Example eight: after packaging the/etc/directly under/tmp, don't produce a file.
[ root @ ] # ~ cd/tmp
[ root @ ] # -cvf -/etc | tar -xvf - tar
It's a bit like # -r/etc/tmp. ~ is still in its use.
It's important to note where # is in the output file - and the input file becomes - and there's a | existence ~.
#, which represents standard output, standard input and pipeline commands.

4 Answers

144 5

There's a common experience: There's a lot of a lot of. It's time to get rid of it. For example: when backing up and restoring a web site file, it's usually not loaded directly, but it's a package.

It's the same game. If the direct cp command, its quality is read a file and then writes a file. By the tar pipe relay, you can make full use of the size of the pipeline, essentially reading the size of a buffer, then write a buffer size. This makes it possible for small files to automatically implement a single batch of readings.

Tar can do this, and flip out to the tar package in a convenient order in order to flow in and out of order. The tar format is basically: [TAR文件头][文件实际内容][TAR文件头][文件实际内容].. .... [TAR文件头][文件实际内容][TAR文件尾] So the latter level of tar can flow into a bit of data processing, without waiting for the entire tar package to come out.

97 2

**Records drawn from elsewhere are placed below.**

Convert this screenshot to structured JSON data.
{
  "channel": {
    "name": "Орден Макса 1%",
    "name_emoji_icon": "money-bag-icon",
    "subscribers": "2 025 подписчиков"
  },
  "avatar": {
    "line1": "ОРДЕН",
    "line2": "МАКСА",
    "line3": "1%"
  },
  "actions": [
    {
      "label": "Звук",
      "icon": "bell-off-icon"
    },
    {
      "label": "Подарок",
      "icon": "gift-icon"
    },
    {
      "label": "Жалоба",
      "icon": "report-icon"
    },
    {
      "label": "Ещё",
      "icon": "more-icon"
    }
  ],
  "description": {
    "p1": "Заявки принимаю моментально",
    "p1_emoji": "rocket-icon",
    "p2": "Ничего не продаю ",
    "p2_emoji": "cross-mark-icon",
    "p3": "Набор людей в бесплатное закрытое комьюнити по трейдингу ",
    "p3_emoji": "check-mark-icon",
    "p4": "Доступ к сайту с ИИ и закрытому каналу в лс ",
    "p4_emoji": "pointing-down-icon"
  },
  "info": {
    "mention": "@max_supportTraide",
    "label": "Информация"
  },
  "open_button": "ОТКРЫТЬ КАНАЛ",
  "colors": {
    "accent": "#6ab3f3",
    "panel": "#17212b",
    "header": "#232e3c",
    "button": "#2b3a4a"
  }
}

Performance issues.
A cp command reads the file one by one, then writes to the new location.
A tar command will to read the contents of the file as much as possible, and then write the new location in a batch.